In the last four years, since Volume I of this Bibliography first appeared, there has been an explosion of literature in all the main functional areas of business. This wealth of material poses problems for the researcher in management studies — and, of course, for the librarian: uncovering what has been written in any one area is not an easy task. This volume aims to help the librarian and the researcher overcome some of the immediate problems of identification of material. It is an annotated bibliography of management, drawing on the wide variety of literature produced by MCB University Press. Over the last four years, MCB University Press has produced an extensive range of books and serial publications covering most of the established and many of the developing areas of management. This volume, in conjunction with Volume I, provides a guide to all the material published so far.
Suggests that research specifically at the homeless lesbian, gay or bisexual person is sparse. Presents some of the stories found from interviewing 19 cases within their…
Suggests that research specifically at the homeless lesbian, gay or bisexual person is sparse. Presents some of the stories found from interviewing 19 cases within their category. Shows that whilst the samples share characteristics with other homeless groups that can also be characterised in four distinct ways based on their sexuality. Looks at each group in turn. Highlights that whilst sexuality is often portrayed as one more disadvantage to deal with, it can become a way to inclusion. Cites some examples.
The purpose of this paper is to present the self-described “journey” of a person with dementia (Brian; author 3) in his re-learning of old technologies and learning of new…
The purpose of this paper is to present the self-described “journey” of a person with dementia (Brian; author 3) in his re-learning of old technologies and learning of new ones and the impact this had on his life.
This is a single case study detailing the participant's experiences collaborating with a researcher to co-create methods of facilitating this learning process, which he documented in the form of an online blog and diary entries. These were analysed using NVivo to reveal the key themes.
Brian was able to relearn previously used technologies and learn two new ones. This lead to an overarching theme of positive outlook on life supported by person-centredness, identity and technology, which challenged negative perceptions about dementia.
The paper provides an example of how learning and technology improved the life of one person with dementia. By sharing the approach the authors hope to encourage others to embrace the challenge of designing and developing innovative solutions for people with a dementia diagnosis by leveraging both current mainstream technology and creating novel bespoke interventions for dementia.

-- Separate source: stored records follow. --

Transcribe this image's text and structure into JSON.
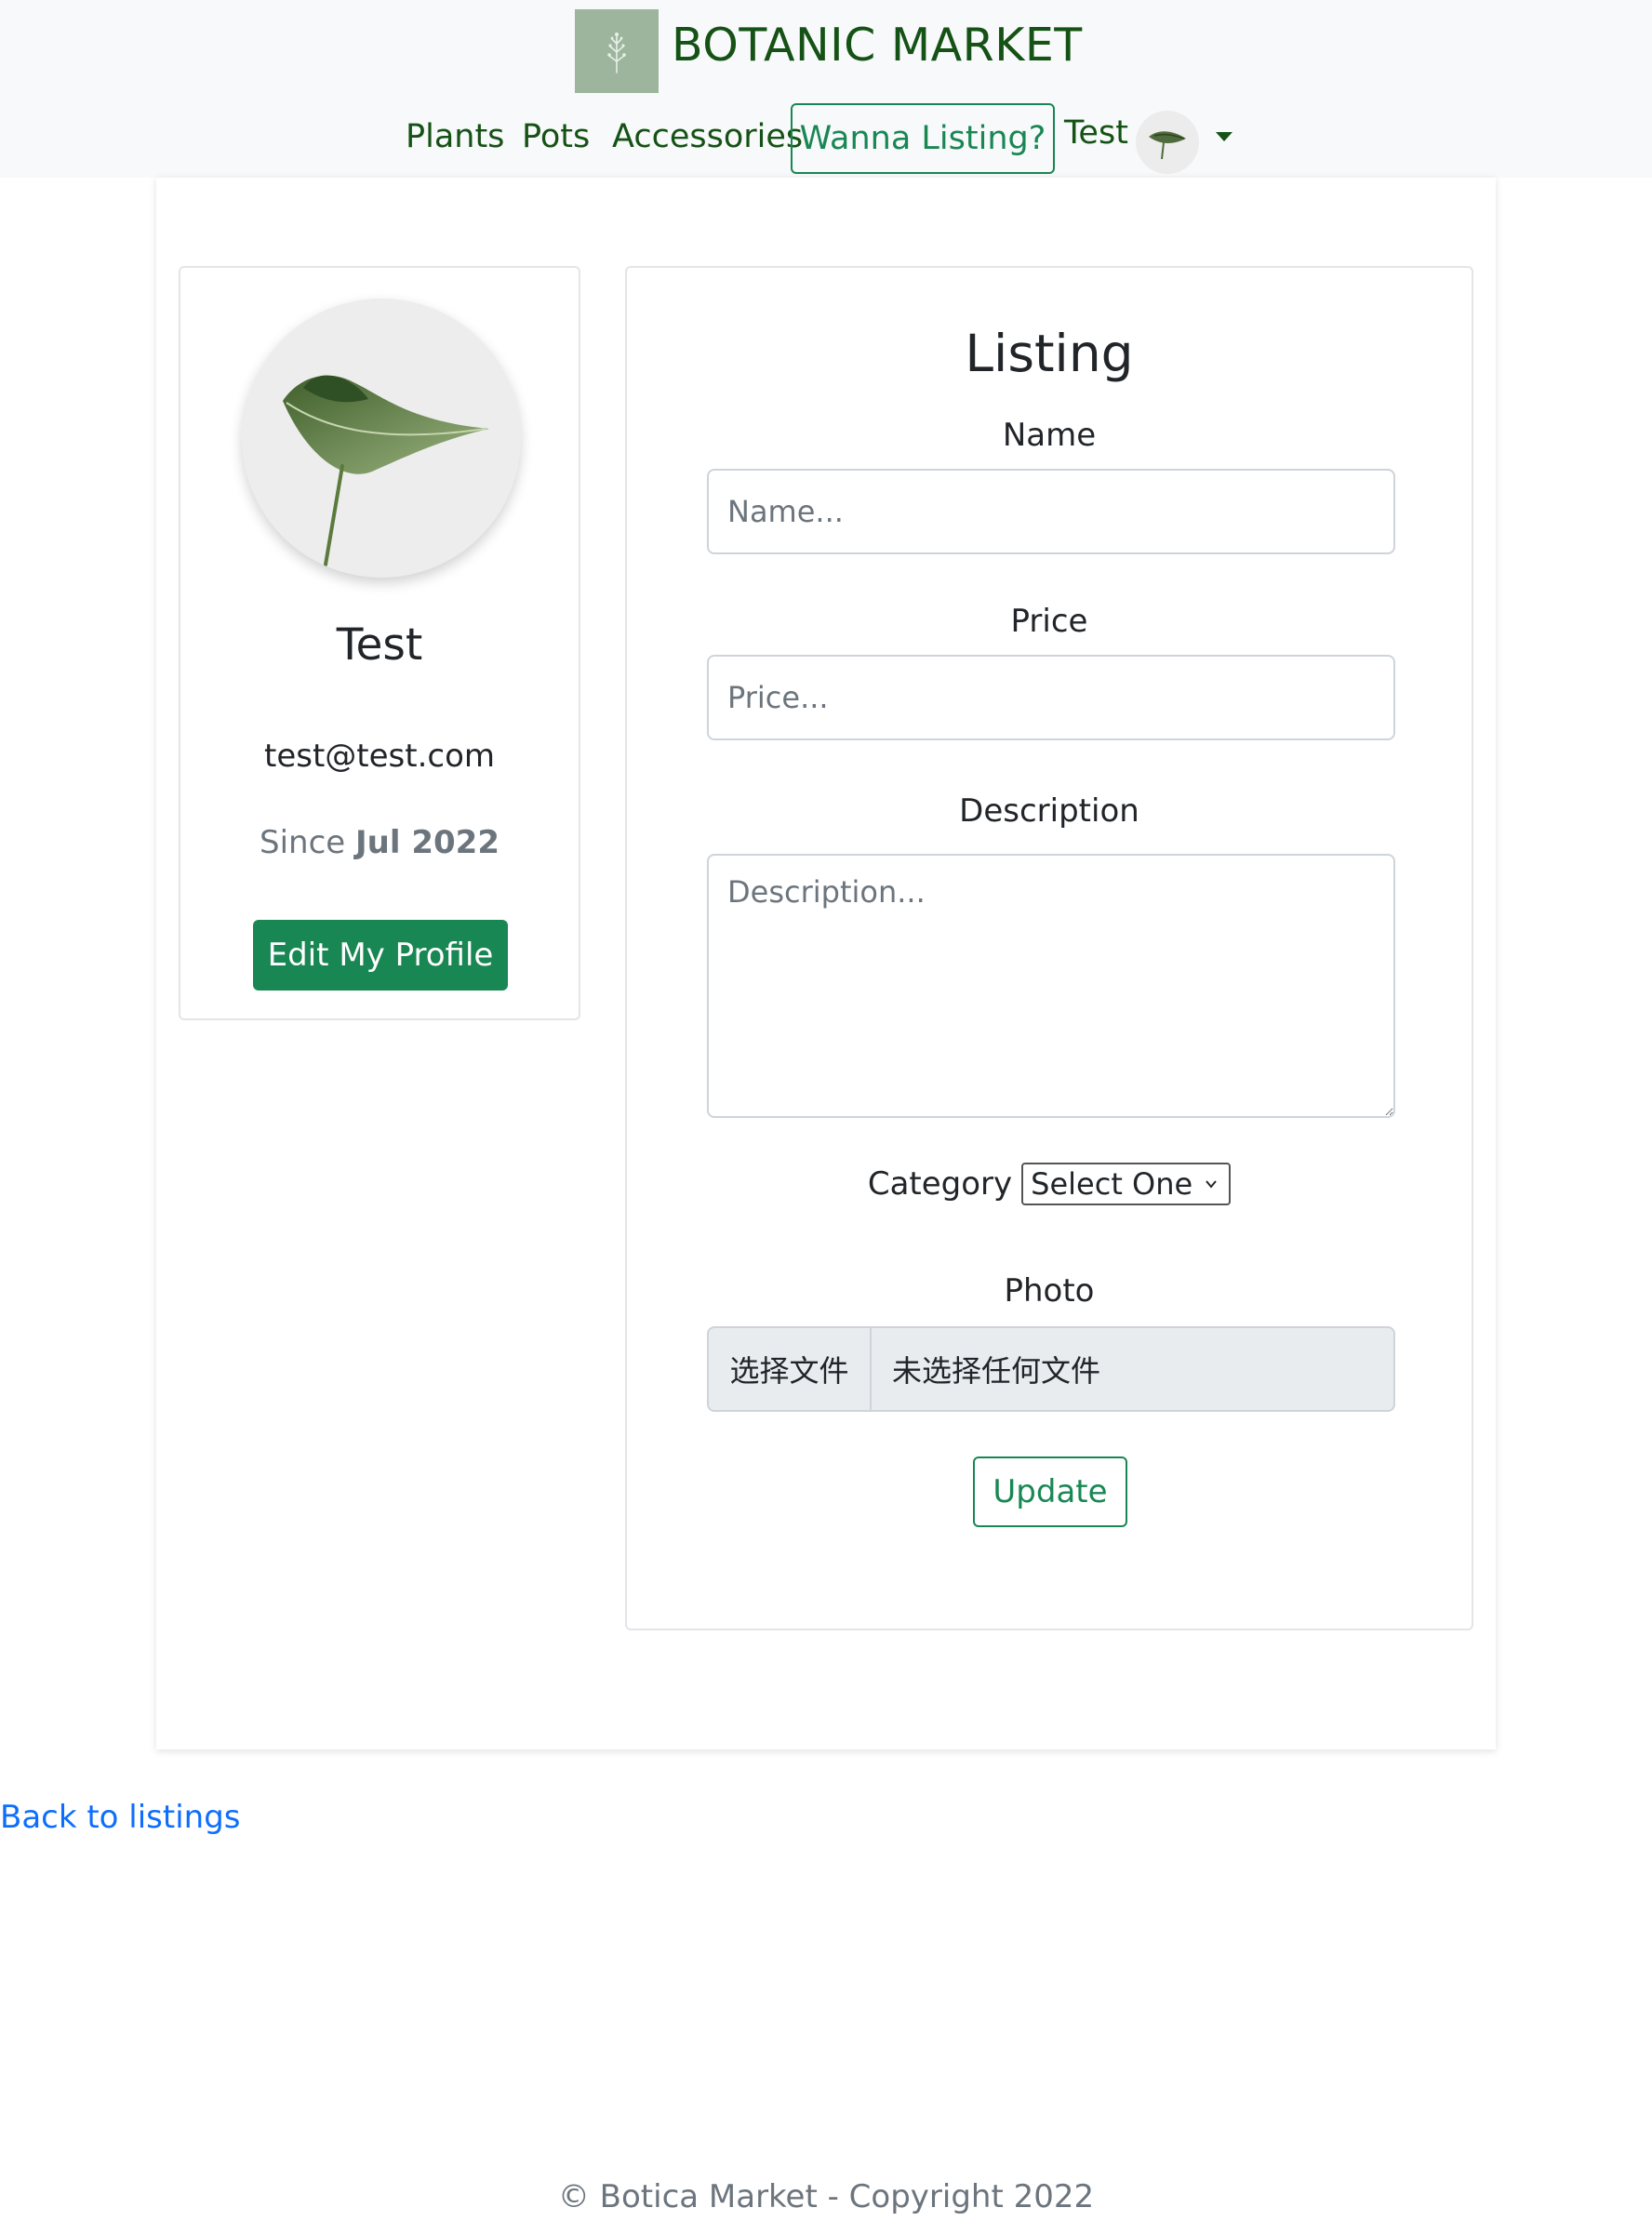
{
  "header": {
    "brand": "BOTANIC MARKET",
    "nav": {
      "plants": "Plants",
      "pots": "Pots",
      "accessories": "Accessories",
      "listing_cta": "Wanna Listing?",
      "user": "Test"
    }
  },
  "profile": {
    "name": "Test",
    "email": "test@test.com",
    "since_prefix": "Since",
    "since_date": "Jul 2022",
    "edit_button": "Edit My Profile"
  },
  "form": {
    "title": "Listing",
    "name_label": "Name",
    "name_placeholder": "Name...",
    "price_label": "Price",
    "price_placeholder": "Price...",
    "description_label": "Description",
    "description_placeholder": "Description...",
    "category_label": "Category",
    "category_selected": "Select One",
    "photo_label": "Photo",
    "file_button": "选择文件",
    "file_status": "未选择任何文件",
    "submit": "Update"
  },
  "back_link": "Back to listings",
  "footer": "© Botica Market - Copyright 2022",
  "colors": {
    "brand_green": "#155215",
    "button_green": "#198754",
    "link_blue": "#0d6efd",
    "header_bg": "#f8f9fa",
    "logo_bg": "#9db59d"
  }
}
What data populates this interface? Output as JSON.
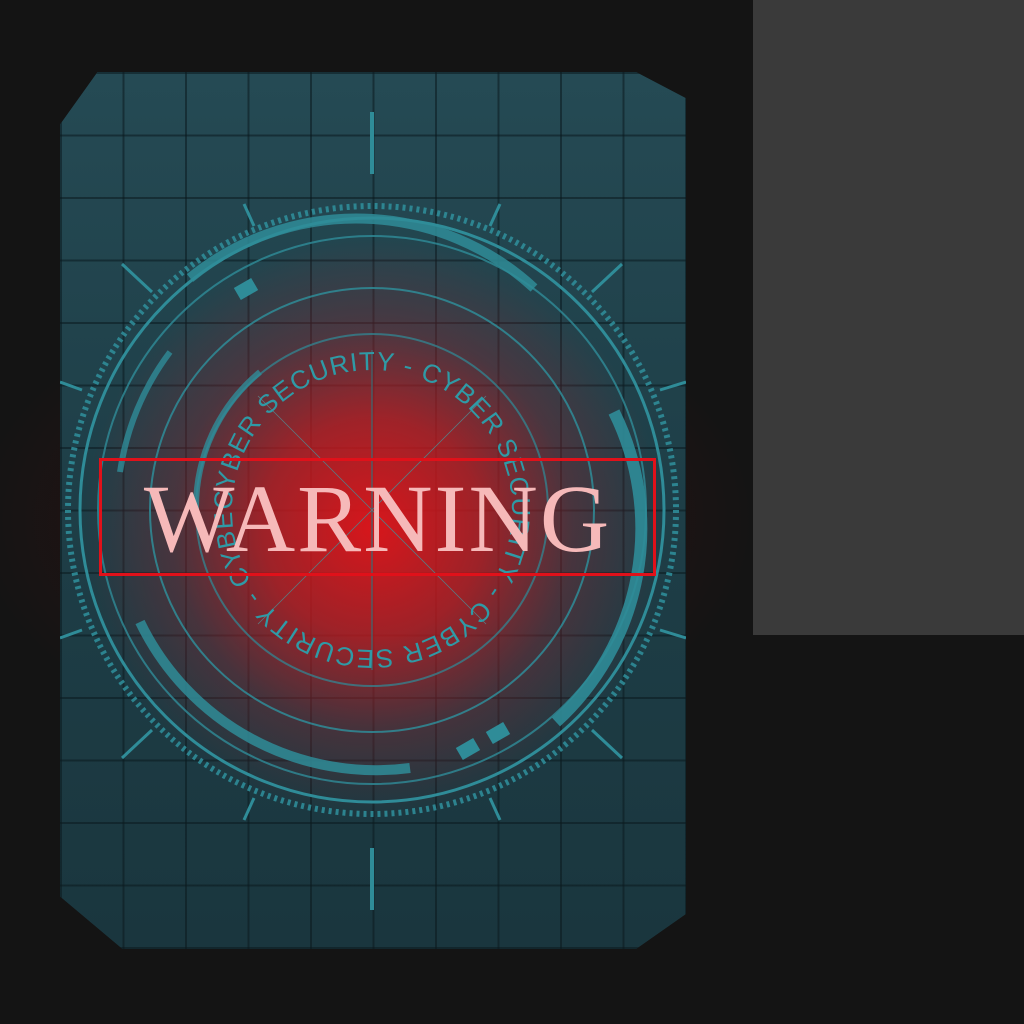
{
  "ring_text": "CYBER SECURITY  -  CYBER SECURITY  -  CYBER SECURITY  -  CYBER SECURITY  - ",
  "warning": "WARNING",
  "colors": {
    "background": "#141414",
    "side_panel": "#3a3a3a",
    "card": "#1f3d46",
    "accent_teal": "#2f8c98",
    "alert_red": "#e0111a",
    "warning_text": "#f6b9b9"
  },
  "icons": {
    "card": "cyber-security-emblem"
  }
}
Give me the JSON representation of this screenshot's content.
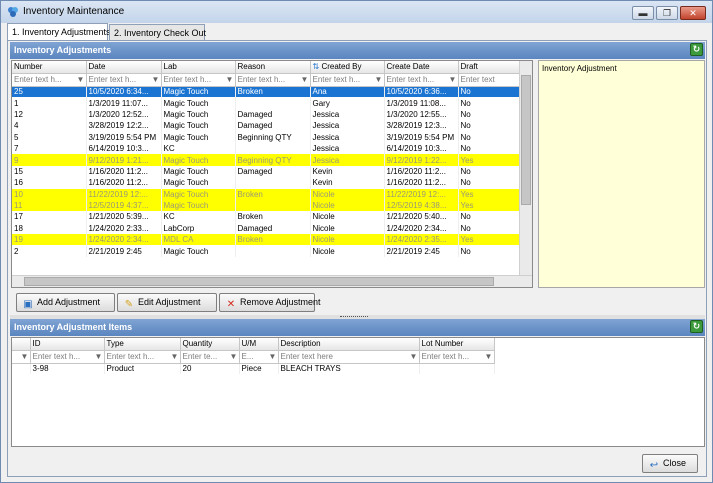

The personal perspective of a person with dementia and his experiences of (re-) learning provide a unique insight into the impact of technology on his life.